Memphis always seems to me to be on the brink of something. Sometimes it's on the brink of something bad, like this insane and cowardly new mob attack trend. Sometimes it's on the brink of something mediocre,like the Cheesecake Factory restaurant chain opening a location here (did that ever happen?) and making front-page news.
And sometimes it's on the brink of something very cool, like the focus now on development in Midtown between Overton Square and Cooper-Young and the possibilities being discussed to finally do something more productive with Mud Island, now that Bass Pro in the Pyramid is expected to draw a lot more people to the west entrance to the city and its surrounding neighborhoods.
And who can dispute the cool factor in Bruno Mars and company recording "Uptown Funk" at Boo Mitchell's Royal Studios, one of the most hallowed spots in the world because, simply, that was the House That Al Green Built. And Ann Peebles and Donald Bryant and Otis Clay and so many others under the tutelage of the great Willie Mitchell. The fact that it is still a working, thriving recording studio is something of which Memphians from all walks of life should be immensely proud.
The other night, I had one of the coolest Memphis moments I've had in a long time. If you've never been to Itta Bena, the sign-less, almost hidden restaurant on the third floor of B.B. King's Blues Club at Beale and Second, you are really, really missing out. It's dark and clubby and has blue-tinted windows, through which the neon lights from Beale Street flood in once the sun goes down. It has a very special feel, great food, and great service. I was having dinner there the other night with someone from out of town (from way up Nawth) who is moving to Memphis pretty soon, and I couldn't have scripted this one any better.

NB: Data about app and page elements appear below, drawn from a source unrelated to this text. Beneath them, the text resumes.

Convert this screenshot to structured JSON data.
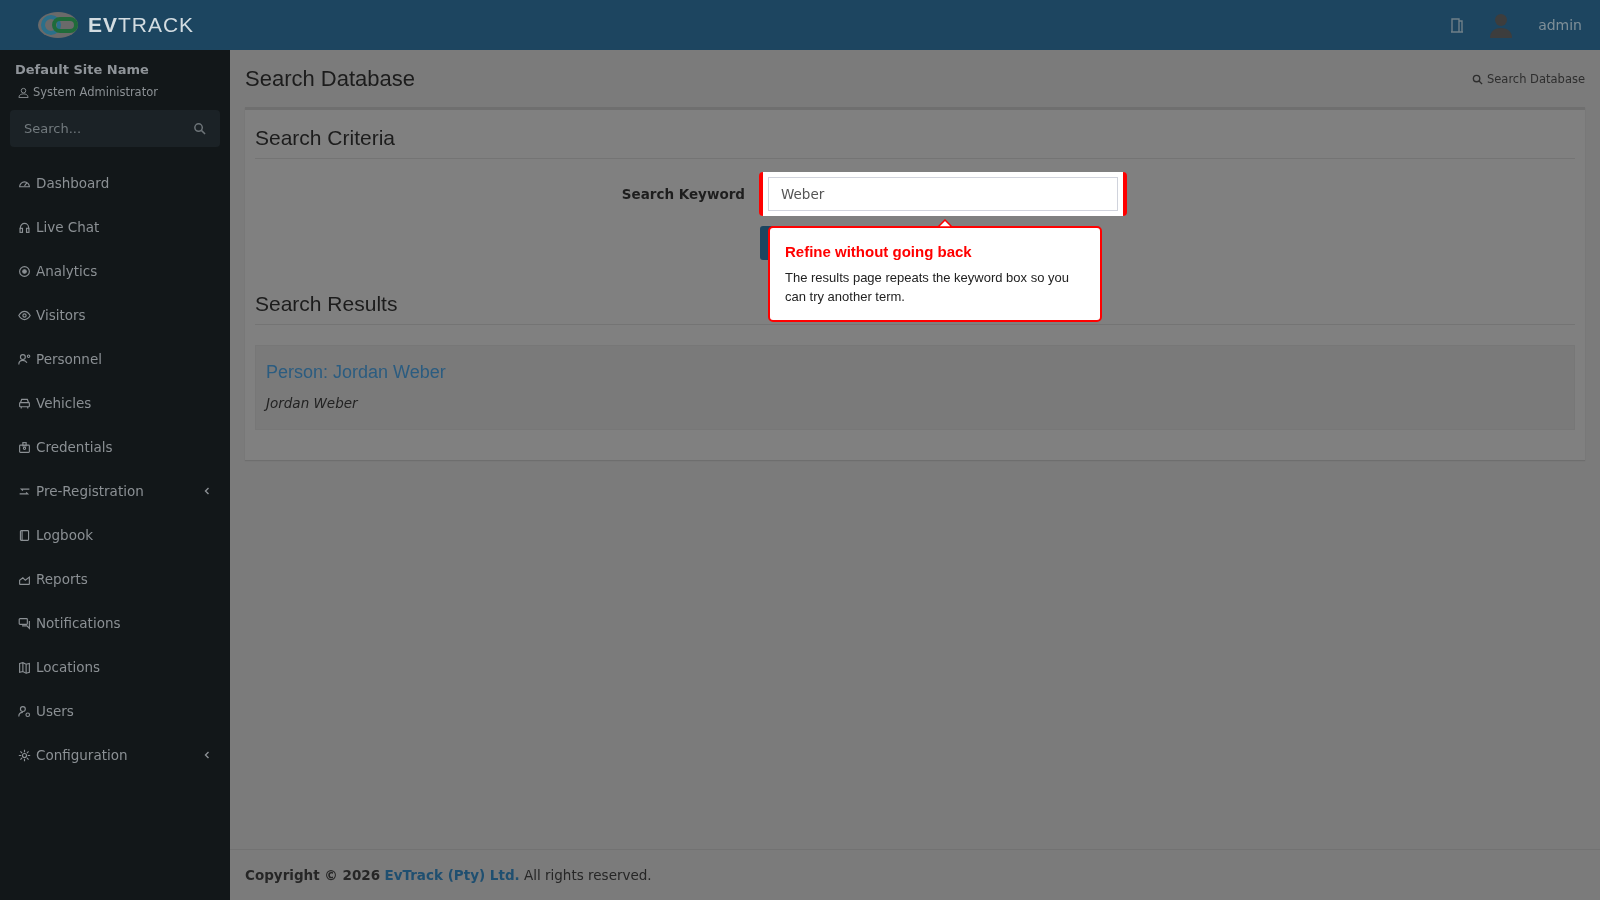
{
  "header": {
    "logo": "**EV**TRACK",
    "user": "admin"
  },
  "sidebar": {
    "site_name": "Default Site Name",
    "role": "System Administrator",
    "search": {
      "placeholder": "Search..."
    },
    "items": [
      {
        "label": "Dashboard",
        "expandable": false
      },
      {
        "label": "Live Chat",
        "expandable": false
      },
      {
        "label": "Analytics",
        "expandable": false
      },
      {
        "label": "Visitors",
        "expandable": false
      },
      {
        "label": "Personnel",
        "expandable": false
      },
      {
        "label": "Vehicles",
        "expandable": false
      },
      {
        "label": "Credentials",
        "expandable": false
      },
      {
        "label": "Pre-Registration",
        "expandable": true
      },
      {
        "label": "Logbook",
        "expandable": false
      },
      {
        "label": "Reports",
        "expandable": false
      },
      {
        "label": "Notifications",
        "expandable": false
      },
      {
        "label": "Locations",
        "expandable": false
      },
      {
        "label": "Users",
        "expandable": false
      },
      {
        "label": "Configuration",
        "expandable": true
      }
    ]
  },
  "page": {
    "title": "Search Database",
    "breadcrumb": "Search Database"
  },
  "criteria": {
    "heading": "Search Criteria",
    "field_label": "Search Keyword",
    "value": "Weber"
  },
  "callout": {
    "title": "Refine without going back",
    "text": "The results page repeats the keyword box so you can try another term."
  },
  "results": {
    "heading": "Search Results",
    "items": [
      {
        "title": "Person: Jordan Weber",
        "subtitle": "Jordan Weber"
      }
    ]
  },
  "footer": {
    "prefix": "Copyright © 2026",
    "link": "EvTrack (Pty) Ltd.",
    "suffix": "All rights reserved."
  }
}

After we finished dinner, we made our way down the secret stairway that leads to the second floor of the club. When I opened the door, there was a singer on stage whose name, I think, was Angela Atkinson. I was appalled that I wasn't familiar with her, because, well, you know how cool I think I am. Anyway, B.B. King's was packed wall-to-wall (and this was a weeknight), and she was busting into a version of "Proud Mary," much more along the line of Ike and Tina Turner's version than the original by Creedence Clearwater Revival, not that there's anything wrong with that version.

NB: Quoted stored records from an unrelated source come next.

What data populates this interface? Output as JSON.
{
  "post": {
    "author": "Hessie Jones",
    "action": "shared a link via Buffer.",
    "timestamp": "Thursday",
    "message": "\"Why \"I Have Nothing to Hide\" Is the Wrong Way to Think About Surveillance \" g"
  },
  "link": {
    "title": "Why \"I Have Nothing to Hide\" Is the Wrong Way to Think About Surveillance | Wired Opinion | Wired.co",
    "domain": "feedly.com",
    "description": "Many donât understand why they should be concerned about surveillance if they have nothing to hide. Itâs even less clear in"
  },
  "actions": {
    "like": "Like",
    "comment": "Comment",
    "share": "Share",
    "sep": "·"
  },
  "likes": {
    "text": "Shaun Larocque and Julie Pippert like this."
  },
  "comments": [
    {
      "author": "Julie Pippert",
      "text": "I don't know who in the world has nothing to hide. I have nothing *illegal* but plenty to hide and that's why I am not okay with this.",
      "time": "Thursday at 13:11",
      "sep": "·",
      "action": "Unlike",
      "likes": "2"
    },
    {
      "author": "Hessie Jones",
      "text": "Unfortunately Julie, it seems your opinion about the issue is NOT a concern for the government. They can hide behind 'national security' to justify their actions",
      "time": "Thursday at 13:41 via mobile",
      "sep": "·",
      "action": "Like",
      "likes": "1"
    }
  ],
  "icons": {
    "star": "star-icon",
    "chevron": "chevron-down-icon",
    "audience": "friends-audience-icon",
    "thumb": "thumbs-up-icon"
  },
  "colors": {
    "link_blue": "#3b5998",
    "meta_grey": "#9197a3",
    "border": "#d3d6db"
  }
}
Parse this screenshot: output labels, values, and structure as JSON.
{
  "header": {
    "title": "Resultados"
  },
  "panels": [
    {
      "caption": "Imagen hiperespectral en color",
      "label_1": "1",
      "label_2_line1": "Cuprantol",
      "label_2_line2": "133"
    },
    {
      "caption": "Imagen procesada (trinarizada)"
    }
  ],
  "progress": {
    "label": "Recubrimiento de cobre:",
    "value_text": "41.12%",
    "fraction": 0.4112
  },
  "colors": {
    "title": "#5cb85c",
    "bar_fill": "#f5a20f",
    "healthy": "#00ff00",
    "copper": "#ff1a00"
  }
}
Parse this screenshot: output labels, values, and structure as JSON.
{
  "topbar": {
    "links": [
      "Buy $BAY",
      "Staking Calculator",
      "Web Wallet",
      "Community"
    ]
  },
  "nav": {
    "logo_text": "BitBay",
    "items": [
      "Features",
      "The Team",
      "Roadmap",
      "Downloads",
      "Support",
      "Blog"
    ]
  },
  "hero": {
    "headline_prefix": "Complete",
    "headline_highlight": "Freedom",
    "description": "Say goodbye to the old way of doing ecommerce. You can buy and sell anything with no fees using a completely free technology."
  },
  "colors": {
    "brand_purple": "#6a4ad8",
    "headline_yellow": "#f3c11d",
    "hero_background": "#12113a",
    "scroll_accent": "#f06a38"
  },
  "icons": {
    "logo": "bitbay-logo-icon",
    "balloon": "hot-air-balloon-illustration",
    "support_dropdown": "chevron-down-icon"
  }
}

So I just stood there trying not to embarrass myself by dancing, and it was a surreal, spontaneous experience that made me think Memphis had passed the point of being on the brink of something cool; it had happened and couldn't have been any cooler. And it couldn't have been more "Memphis."
I got separated from the people I'd been having dinner with and figured they were fine, as two of them were Memphians and they had the out-of-town guest in tow. So I just sauntered down Beale Street alone, smoking cigarettes and watching the Beale Street Flippers and all of the tourists and listening to music being played on outdoor stages and coming out of the windows of bars. All I could think was, Wow, why are there not any residential apartments upstairs from the clubs on Beale Street and how could I possibly get one? Yes, it would be kind of noisy, but that kind of noise would be fine with me. I'm a massive fan of the French Quarter in New Orleans, where people do live upstairs from the bars, restaurants, and clubs, and Beale was giving me that same feeling — at least on that night. No, it's not perfect and I have no clue why some of the clubs play country music, but still, it's a place I would like to live, or at least have an escape pad to shack up in from time to time.

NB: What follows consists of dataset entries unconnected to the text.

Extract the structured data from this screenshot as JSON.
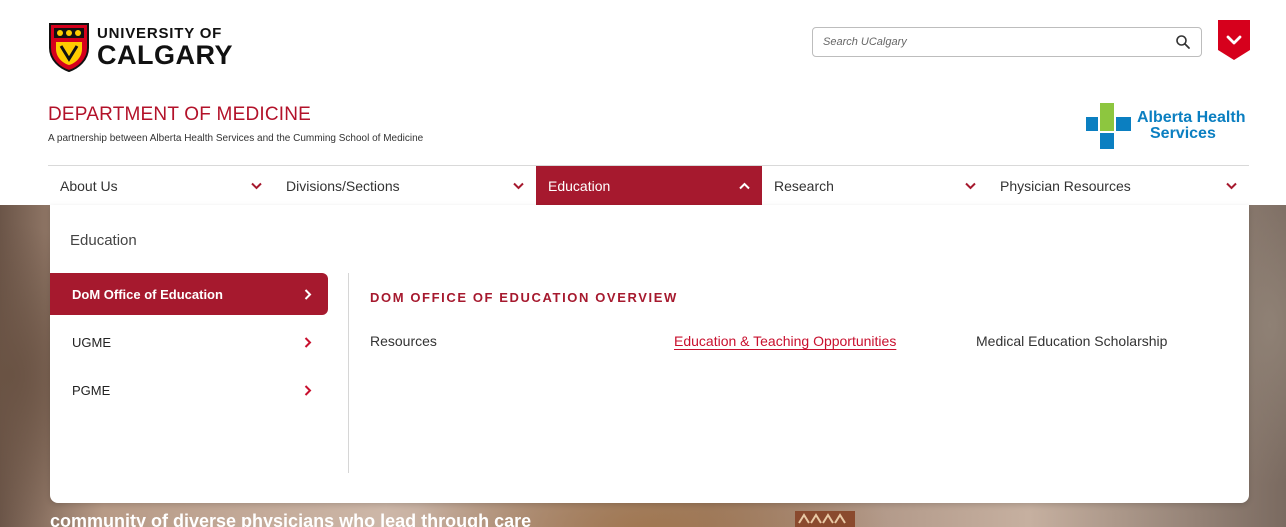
{
  "header": {
    "logo": {
      "line1": "UNIVERSITY OF",
      "line2": "CALGARY"
    },
    "search": {
      "placeholder": "Search UCalgary",
      "icon": "search-icon"
    },
    "quicklinks_icon": "chevron-down-icon"
  },
  "department": {
    "title": "DEPARTMENT OF MEDICINE",
    "subtitle": "A partnership between Alberta Health Services and the Cumming School of Medicine"
  },
  "partner_logo": {
    "line1": "Alberta Health",
    "line2": "Services"
  },
  "nav": {
    "items": [
      {
        "label": "About Us",
        "expanded": false
      },
      {
        "label": "Divisions/Sections",
        "expanded": false
      },
      {
        "label": "Education",
        "expanded": true
      },
      {
        "label": "Research",
        "expanded": false
      },
      {
        "label": "Physician Resources",
        "expanded": false
      }
    ]
  },
  "mega_menu": {
    "title": "Education",
    "side_items": [
      {
        "label": "DoM Office of Education",
        "active": true
      },
      {
        "label": "UGME",
        "active": false
      },
      {
        "label": "PGME",
        "active": false
      }
    ],
    "overview_heading": "DOM OFFICE OF EDUCATION OVERVIEW",
    "links": [
      {
        "label": "Resources"
      },
      {
        "label": "Education & Teaching Opportunities",
        "hovered": true
      },
      {
        "label": "Medical Education Scholarship"
      }
    ]
  },
  "hero": {
    "text": "community of diverse physicians who lead through care"
  },
  "colors": {
    "brand_red": "#a6192e",
    "link_red": "#c8102e",
    "ahs_blue": "#0b7fc1",
    "ahs_green": "#8dc63f"
  }
}
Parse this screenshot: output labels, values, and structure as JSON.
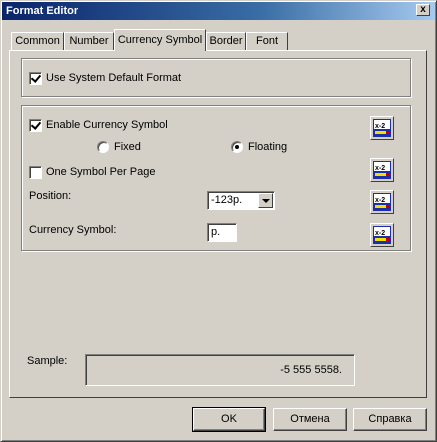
{
  "window": {
    "title": "Format Editor",
    "close_glyph": "x"
  },
  "tabs": [
    {
      "label": "Common",
      "active": false
    },
    {
      "label": "Number",
      "active": false
    },
    {
      "label": "Currency Symbol",
      "active": true
    },
    {
      "label": "Border",
      "active": false
    },
    {
      "label": "Font",
      "active": false
    }
  ],
  "system_format": {
    "label": "Use System Default Format",
    "checked": true
  },
  "currency": {
    "enable_label": "Enable Currency Symbol",
    "enable_checked": true,
    "fixed_label": "Fixed",
    "floating_label": "Floating",
    "selected_mode": "Floating",
    "one_symbol_label": "One Symbol Per Page",
    "one_symbol_checked": false,
    "position_label": "Position:",
    "position_value": "-123р.",
    "symbol_label": "Currency Symbol:",
    "symbol_value": "р."
  },
  "formula_icon": "formula-x2-icon",
  "sample": {
    "label": "Sample:",
    "value": "-5 555 5558."
  },
  "buttons": {
    "ok": "OK",
    "cancel": "Отмена",
    "help": "Справка"
  }
}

And this weekend, I walked around the corner from my house to Overton Square, where there must be 10 patios that are regularly filled with people, chilling. I walked over there to see the Stax Music Academy's Spring Concert. Yes, I am a little biased about that academy because I work there by day, but I gotta tell you that you could've cut the energy in the air with a knife. Hundreds of people came out to support those talented kids, and, again, it was just a pure Memphis thing.
And speaking of the incomparable Ann Peebles, she was in the audience with her husband, the aforementioned Donald Bryant, and when the students and their music teachers brought Ann up on stage, the crowd went crazy. The "I Can't Stand the Rain" icon had to be feeling all that love for her. And when the students performed one of her songs, she had to be thinking that she made a difference in the world that's not going away any time soon.
I know sometimes I drone on and on about Memphis being the coolest city in the world, and every time anyone says anything to the contrary, I just wonder how they could be so miserable. They need to have dinner at Itta Bena and quit whining.